(Beginning of Input material)

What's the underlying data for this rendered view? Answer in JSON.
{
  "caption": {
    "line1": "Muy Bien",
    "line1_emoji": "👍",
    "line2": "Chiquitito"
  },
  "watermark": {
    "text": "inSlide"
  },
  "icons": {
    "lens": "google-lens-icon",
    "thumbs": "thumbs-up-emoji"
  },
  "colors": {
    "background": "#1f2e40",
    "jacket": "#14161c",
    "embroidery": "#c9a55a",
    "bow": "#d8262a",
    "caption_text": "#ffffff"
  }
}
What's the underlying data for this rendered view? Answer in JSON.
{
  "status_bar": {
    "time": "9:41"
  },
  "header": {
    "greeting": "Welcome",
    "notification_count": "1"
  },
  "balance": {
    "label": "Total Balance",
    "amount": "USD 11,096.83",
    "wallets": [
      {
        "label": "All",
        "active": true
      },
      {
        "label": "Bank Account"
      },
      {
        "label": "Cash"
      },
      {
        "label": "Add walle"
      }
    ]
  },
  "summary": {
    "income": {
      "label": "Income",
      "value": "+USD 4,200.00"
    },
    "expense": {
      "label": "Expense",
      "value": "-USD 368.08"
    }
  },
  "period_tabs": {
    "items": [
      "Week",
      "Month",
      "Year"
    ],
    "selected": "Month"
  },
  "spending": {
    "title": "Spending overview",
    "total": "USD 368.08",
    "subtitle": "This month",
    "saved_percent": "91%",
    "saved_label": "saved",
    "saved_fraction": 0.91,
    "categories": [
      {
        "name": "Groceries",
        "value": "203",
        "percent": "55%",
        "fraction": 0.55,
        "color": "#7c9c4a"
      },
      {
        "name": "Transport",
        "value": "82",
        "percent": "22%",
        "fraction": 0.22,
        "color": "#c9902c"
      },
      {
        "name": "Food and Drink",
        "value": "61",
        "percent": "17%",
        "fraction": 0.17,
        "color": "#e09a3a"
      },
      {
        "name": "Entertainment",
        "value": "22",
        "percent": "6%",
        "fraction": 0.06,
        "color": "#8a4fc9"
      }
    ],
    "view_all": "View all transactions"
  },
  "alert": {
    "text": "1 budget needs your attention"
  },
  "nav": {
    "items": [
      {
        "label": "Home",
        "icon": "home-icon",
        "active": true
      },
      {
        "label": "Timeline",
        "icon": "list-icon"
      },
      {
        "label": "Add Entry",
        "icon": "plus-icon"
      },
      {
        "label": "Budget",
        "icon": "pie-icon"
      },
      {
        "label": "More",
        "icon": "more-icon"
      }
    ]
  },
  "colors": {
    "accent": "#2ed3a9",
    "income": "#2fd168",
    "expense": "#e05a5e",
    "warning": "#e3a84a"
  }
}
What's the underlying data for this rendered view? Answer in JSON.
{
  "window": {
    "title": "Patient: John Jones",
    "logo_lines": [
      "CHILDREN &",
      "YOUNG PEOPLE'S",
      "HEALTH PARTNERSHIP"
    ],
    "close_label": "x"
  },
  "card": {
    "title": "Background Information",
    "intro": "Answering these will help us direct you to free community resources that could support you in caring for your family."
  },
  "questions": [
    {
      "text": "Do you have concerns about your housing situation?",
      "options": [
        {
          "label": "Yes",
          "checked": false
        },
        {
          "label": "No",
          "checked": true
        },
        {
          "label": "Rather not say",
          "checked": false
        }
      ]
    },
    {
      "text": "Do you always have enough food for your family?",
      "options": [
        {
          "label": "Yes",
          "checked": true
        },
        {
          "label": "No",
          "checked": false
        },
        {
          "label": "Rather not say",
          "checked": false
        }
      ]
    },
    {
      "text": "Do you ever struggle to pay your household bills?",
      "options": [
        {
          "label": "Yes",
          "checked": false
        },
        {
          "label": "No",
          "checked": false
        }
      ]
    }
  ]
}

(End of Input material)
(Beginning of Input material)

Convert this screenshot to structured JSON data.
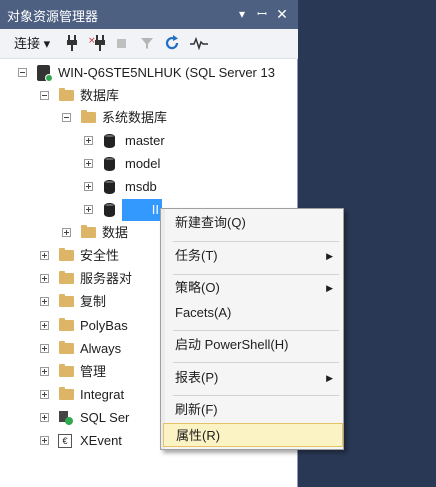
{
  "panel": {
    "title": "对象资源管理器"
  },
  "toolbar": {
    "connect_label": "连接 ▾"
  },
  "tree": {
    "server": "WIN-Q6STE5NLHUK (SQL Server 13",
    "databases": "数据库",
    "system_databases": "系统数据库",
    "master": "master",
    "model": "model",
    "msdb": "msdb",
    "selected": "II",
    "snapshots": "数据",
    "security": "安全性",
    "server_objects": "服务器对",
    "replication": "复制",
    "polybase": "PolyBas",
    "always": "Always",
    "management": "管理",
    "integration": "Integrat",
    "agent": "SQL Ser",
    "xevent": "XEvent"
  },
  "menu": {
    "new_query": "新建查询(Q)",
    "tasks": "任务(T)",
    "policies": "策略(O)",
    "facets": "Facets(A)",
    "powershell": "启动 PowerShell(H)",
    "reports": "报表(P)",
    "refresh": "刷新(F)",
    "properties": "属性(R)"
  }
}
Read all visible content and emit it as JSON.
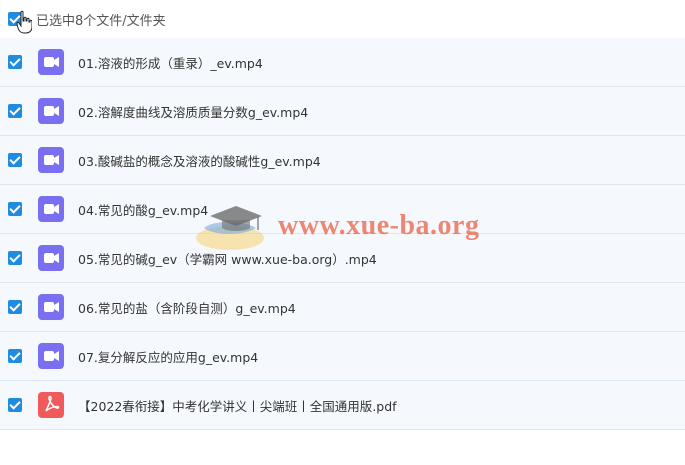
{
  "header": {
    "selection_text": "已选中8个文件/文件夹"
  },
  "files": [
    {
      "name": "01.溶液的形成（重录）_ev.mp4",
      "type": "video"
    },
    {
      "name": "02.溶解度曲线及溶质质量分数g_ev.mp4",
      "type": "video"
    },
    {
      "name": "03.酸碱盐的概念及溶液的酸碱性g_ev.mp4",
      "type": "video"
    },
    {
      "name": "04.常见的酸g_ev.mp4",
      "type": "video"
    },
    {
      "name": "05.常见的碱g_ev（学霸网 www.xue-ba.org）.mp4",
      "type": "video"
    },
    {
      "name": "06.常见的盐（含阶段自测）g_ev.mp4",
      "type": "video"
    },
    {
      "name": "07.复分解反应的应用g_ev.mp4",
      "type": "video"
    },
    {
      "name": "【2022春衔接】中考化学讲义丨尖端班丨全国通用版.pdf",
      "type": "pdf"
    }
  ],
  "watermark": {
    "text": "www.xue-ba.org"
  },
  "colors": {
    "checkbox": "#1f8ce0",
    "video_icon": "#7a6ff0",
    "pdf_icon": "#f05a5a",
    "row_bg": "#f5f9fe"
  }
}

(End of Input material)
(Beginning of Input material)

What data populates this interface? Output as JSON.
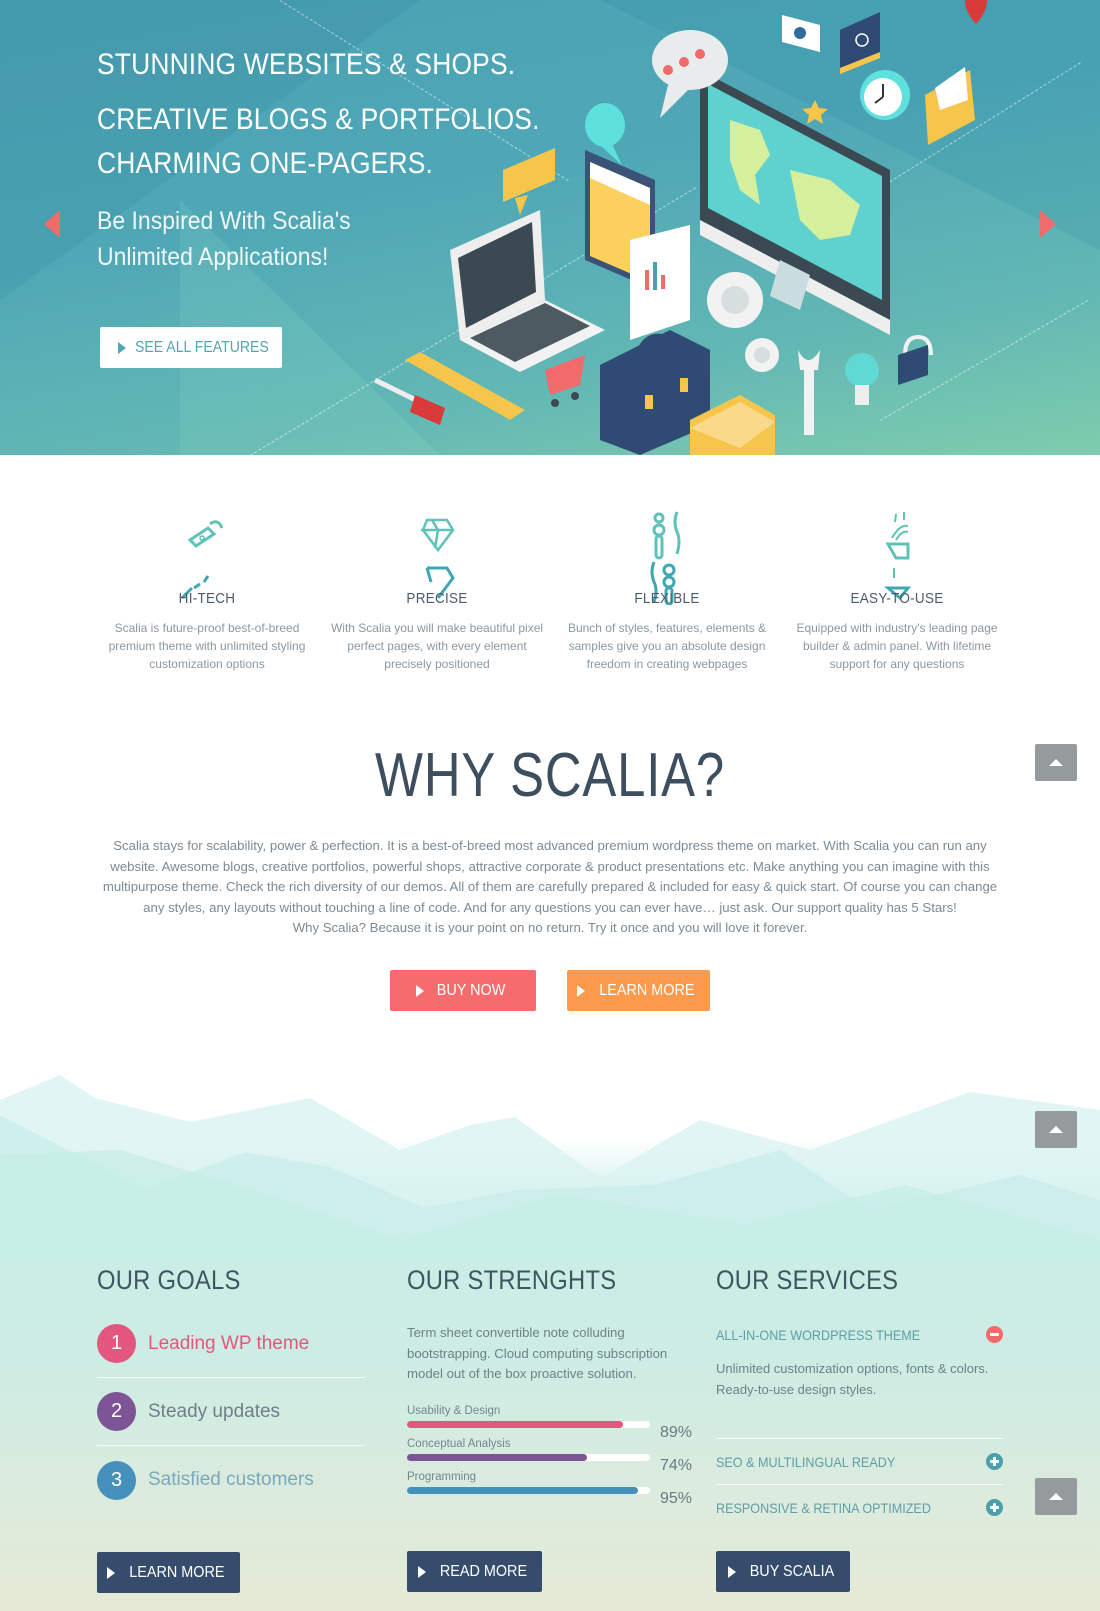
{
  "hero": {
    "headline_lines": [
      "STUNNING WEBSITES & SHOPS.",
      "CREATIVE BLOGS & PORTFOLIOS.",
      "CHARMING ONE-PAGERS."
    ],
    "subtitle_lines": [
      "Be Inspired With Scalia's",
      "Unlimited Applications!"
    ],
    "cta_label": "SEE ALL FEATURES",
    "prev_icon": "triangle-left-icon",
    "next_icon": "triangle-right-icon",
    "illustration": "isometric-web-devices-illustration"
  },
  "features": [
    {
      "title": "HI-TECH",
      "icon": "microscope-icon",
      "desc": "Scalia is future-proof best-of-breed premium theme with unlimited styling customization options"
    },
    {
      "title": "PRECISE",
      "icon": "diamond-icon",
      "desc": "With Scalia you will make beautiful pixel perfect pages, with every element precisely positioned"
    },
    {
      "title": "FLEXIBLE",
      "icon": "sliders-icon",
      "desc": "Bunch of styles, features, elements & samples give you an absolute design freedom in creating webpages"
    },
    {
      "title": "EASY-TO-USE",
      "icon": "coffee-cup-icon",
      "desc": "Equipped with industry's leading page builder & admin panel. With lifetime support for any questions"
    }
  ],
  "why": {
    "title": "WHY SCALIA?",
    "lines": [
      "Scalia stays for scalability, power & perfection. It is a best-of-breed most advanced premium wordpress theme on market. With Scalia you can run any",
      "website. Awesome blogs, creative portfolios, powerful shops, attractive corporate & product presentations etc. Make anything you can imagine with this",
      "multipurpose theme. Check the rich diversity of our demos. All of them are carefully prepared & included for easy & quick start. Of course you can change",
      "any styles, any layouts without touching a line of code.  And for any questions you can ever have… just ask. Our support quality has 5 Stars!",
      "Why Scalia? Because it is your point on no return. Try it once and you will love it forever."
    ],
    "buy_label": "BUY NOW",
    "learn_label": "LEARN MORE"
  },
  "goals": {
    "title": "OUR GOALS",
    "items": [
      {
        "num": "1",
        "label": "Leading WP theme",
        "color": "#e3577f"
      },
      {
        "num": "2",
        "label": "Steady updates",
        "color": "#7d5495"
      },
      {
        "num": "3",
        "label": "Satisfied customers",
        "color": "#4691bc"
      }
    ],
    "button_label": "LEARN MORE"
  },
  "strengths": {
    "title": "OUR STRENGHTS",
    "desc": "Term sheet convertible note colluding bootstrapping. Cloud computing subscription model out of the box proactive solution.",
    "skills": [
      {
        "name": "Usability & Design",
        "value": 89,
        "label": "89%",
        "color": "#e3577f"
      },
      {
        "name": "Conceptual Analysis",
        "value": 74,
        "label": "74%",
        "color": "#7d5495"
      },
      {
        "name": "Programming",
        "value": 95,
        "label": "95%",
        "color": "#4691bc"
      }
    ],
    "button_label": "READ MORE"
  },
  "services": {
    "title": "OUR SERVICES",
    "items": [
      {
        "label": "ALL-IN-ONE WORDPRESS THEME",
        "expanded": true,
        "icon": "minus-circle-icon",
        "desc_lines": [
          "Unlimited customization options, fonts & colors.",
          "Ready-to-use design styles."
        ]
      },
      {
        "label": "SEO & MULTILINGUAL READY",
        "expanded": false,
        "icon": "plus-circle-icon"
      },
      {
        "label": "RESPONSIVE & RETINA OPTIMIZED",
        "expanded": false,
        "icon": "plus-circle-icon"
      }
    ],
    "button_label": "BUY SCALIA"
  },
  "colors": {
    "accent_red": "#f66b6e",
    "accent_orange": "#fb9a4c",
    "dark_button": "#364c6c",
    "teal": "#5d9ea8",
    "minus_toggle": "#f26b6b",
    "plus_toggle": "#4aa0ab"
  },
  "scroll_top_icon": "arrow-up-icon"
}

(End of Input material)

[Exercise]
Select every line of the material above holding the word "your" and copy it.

[Solved exercise]
    "text": "1 budget needs your attention"
    "intro": "Answering these will help us direct you to free community resources that could support you in caring for your family."
      "text": "Do you have concerns about your housing situation?",
      "text": "Do you always have enough food for your family?",
      "text": "Do you ever struggle to pay your household bills?",
      "Why Scalia? Because it is your point on no return. Try it once and you will love it forever."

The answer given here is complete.